- Canadian Painters in a Modern World, 1925–1955: Writings and Reconsiderations by Lora Senechal Carney
The key to this volume is in its subtitle, Writings and Reconsiderations. It is, in effect, a critical compendium of writings by Canadian artists, their associates, critics, and connoisseurs dating from the decades in question. The intention is to explore how artists responded to the tumultuous socio-political realities of the period. Integral to this is an examination of what artists and critics understood by the terms 'modern' and 'modernism' in the Canadian context.
There are eight chapters. The first three focus on specific artists: Lawren Stewart Harris, David Milne, and Emily Carr. Subsequent chapters deal either with artists' responses to decisive episodes (the Spanish Civil War, the Second World War, the Cold War) or with the two major modernist movements from Quebec (Art vivant, the Automatistes). This is an eclectic, valuable mix. Each chapter's selection of writings is preceded by an introductory narrative by Carney. Although one or two have less impact than the others, they are all characterised by a wealth of knowledge and the ability to marshal this with clarity and some elegance. The volume is quite nicely illustrated, in particular with photos of the individuals involved. However, there are few reproductions of artistic works–Carney makes it clear her interest does not lie in 'a detailed study of paintings' (p. xxxiii)–which is a pity. A selection of apposite reproductions would have helped the reader better grasp how sometimes daunting ideas and theories were actually translated into art. For it must be said that, while Carney's narratives are likely to appeal to anybody interested in Canadian art, in general the writings themselves are a different matter. A good many are extremely rarefied although, in fairness, few are as excruciatingly abstruse as the sort of explanations that are nowadays deemed necessary to exhibitions of modern art. (That said, the 1955 Manifesto of the Plasticiens (pp. 271–4) does have its moments!) And on occasion, they seem (perhaps inevitably) remote from the reality they are supposed to be addressing. This is particularly so in the case of the Spanish Civil War. Their appeal will surely be as a source of material–indeed, as something of a gold mine–for historians of twentieth-century Canadian art and Canadian culture in general.
I was especially taken with the chapter on Milne and that on the Automatistes. In the first, the commentary and the texts combine eloquently to bring out the importance of Milne's little group of friends and critics in offering stimulation as the artist worked alone at Six Mile Lake. Equally, it underscores how his thinking was in line with that of Clive Bell and Roger Fry (the notion of 'aesthetic emotion'). A highlight here is an exquisite critique of Milne's work by Saint-Denys Garneau in a 1935 letter to Maurice Hébert.

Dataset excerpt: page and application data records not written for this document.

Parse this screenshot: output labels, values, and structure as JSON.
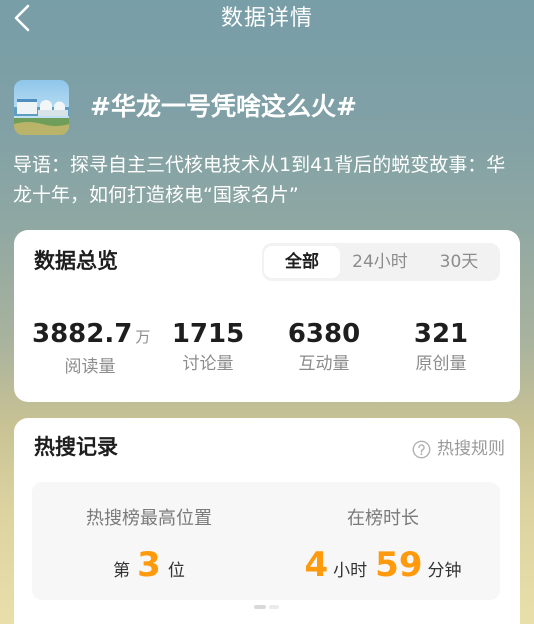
{
  "header": {
    "back_icon": "chevron-left-icon",
    "title": "数据详情"
  },
  "topic": {
    "thumbnail": "nuclear-power-plant-photo",
    "title": "#华龙一号凭啥这么火#",
    "intro_lines": [
      "导语：探寻自主三代核电技术从1到41背后的蜕变故事：华",
      "龙十年，如何打造核电“国家名片”"
    ]
  },
  "overview": {
    "title": "数据总览",
    "tabs": [
      {
        "label": "全部",
        "selected": true
      },
      {
        "label": "24小时",
        "selected": false
      },
      {
        "label": "30天",
        "selected": false
      }
    ],
    "stats": [
      {
        "value": "3882.7",
        "unit": "万",
        "label": "阅读量"
      },
      {
        "value": "1715",
        "label": "讨论量"
      },
      {
        "value": "6380",
        "label": "互动量"
      },
      {
        "value": "321",
        "label": "原创量"
      }
    ]
  },
  "hot_search": {
    "title": "热搜记录",
    "rules_icon": "question-circle-icon",
    "rules_label": "热搜规则",
    "peak": {
      "label": "热搜榜最高位置",
      "prefix": "第",
      "value": "3",
      "suffix": "位"
    },
    "duration": {
      "label": "在榜时长",
      "hours": "4",
      "hours_unit": "小时",
      "minutes": "59",
      "minutes_unit": "分钟"
    }
  },
  "colors": {
    "accent": "#ff9a0d",
    "card_background": "#ffffff",
    "panel_background": "#f7f7f7",
    "muted_text": "#8c8c8c"
  }
}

The chapter on the Automatistes compellingly demonstrates how a group of like-minded artists coalesced and (adding significantly to the thrust of the volume) how they took on the role of avant-gardists. [End Page 246]